═════ Data for the task

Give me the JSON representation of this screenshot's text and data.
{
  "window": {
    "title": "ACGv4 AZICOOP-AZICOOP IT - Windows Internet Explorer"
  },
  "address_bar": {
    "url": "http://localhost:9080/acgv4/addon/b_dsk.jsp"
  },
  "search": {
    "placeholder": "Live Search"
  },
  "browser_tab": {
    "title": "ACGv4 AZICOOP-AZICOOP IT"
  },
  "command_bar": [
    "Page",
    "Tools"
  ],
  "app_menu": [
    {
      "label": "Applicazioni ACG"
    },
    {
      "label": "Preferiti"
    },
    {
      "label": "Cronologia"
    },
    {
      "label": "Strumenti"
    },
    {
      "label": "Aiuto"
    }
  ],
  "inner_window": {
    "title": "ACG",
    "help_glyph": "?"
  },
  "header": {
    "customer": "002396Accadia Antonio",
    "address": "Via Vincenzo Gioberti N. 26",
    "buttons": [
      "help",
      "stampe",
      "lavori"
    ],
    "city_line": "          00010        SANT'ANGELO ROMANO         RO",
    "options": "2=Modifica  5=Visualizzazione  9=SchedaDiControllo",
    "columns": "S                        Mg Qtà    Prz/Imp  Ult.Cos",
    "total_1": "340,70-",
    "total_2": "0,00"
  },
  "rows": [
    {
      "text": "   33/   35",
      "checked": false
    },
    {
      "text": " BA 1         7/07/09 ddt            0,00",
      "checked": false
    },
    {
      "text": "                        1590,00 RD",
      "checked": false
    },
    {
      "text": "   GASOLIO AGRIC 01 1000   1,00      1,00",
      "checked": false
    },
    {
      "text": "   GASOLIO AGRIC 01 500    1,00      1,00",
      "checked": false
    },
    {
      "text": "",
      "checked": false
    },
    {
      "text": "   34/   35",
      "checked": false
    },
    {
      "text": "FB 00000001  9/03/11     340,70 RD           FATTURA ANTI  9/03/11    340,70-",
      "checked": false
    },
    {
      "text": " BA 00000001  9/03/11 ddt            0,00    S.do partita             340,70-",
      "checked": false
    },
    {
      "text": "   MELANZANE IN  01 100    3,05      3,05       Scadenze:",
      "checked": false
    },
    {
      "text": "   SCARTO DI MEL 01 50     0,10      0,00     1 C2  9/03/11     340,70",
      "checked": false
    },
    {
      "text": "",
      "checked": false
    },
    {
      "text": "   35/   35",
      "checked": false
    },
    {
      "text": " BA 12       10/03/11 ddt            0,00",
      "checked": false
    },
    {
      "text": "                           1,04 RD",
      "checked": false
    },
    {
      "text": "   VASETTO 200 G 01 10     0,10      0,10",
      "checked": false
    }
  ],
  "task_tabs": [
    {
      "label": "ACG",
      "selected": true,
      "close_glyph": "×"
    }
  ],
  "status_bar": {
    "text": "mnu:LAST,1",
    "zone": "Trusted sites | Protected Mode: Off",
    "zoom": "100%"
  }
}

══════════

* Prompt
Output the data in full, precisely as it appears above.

* Final answer
Give me the JSON representation of this screenshot's text and data.
{
  "window": {
    "title": "ACGv4 AZICOOP-AZICOOP IT - Windows Internet Explorer"
  },
  "address_bar": {
    "url": "http://localhost:9080/acgv4/addon/b_dsk.jsp"
  },
  "search": {
    "placeholder": "Live Search"
  },
  "browser_tab": {
    "title": "ACGv4 AZICOOP-AZICOOP IT"
  },
  "command_bar": [
    "Page",
    "Tools"
  ],
  "app_menu": [
    {
      "label": "Applicazioni ACG"
    },
    {
      "label": "Preferiti"
    },
    {
      "label": "Cronologia"
    },
    {
      "label": "Strumenti"
    },
    {
      "label": "Aiuto"
    }
  ],
  "inner_window": {
    "title": "ACG",
    "help_glyph": "?"
  },
  "header": {
    "customer": "002396Accadia Antonio",
    "address": "Via Vincenzo Gioberti N. 26",
    "buttons": [
      "help",
      "stampe",
      "lavori"
    ],
    "city_line": "          00010        SANT'ANGELO ROMANO         RO",
    "options": "2=Modifica  5=Visualizzazione  9=SchedaDiControllo",
    "columns": "S                        Mg Qtà    Prz/Imp  Ult.Cos",
    "total_1": "340,70-",
    "total_2": "0,00"
  },
  "rows": [
    {
      "text": "   33/   35",
      "checked": false
    },
    {
      "text": " BA 1         7/07/09 ddt            0,00",
      "checked": false
    },
    {
      "text": "                        1590,00 RD",
      "checked": false
    },
    {
      "text": "   GASOLIO AGRIC 01 1000   1,00      1,00",
      "checked": false
    },
    {
      "text": "   GASOLIO AGRIC 01 500    1,00      1,00",
      "checked": false
    },
    {
      "text": "",
      "checked": false
    },
    {
      "text": "   34/   35",
      "checked": false
    },
    {
      "text": "FB 00000001  9/03/11     340,70 RD           FATTURA ANTI  9/03/11    340,70-",
      "checked": false
    },
    {
      "text": " BA 00000001  9/03/11 ddt            0,00    S.do partita             340,70-",
      "checked": false
    },
    {
      "text": "   MELANZANE IN  01 100    3,05      3,05       Scadenze:",
      "checked": false
    },
    {
      "text": "   SCARTO DI MEL 01 50     0,10      0,00     1 C2  9/03/11     340,70",
      "checked": false
    },
    {
      "text": "",
      "checked": false
    },
    {
      "text": "   35/   35",
      "checked": false
    },
    {
      "text": " BA 12       10/03/11 ddt            0,00",
      "checked": false
    },
    {
      "text": "                           1,04 RD",
      "checked": false
    },
    {
      "text": "   VASETTO 200 G 01 10     0,10      0,10",
      "checked": false
    }
  ],
  "task_tabs": [
    {
      "label": "ACG",
      "selected": true,
      "close_glyph": "×"
    }
  ],
  "status_bar": {
    "text": "mnu:LAST,1",
    "zone": "Trusted sites | Protected Mode: Off",
    "zoom": "100%"
  }
}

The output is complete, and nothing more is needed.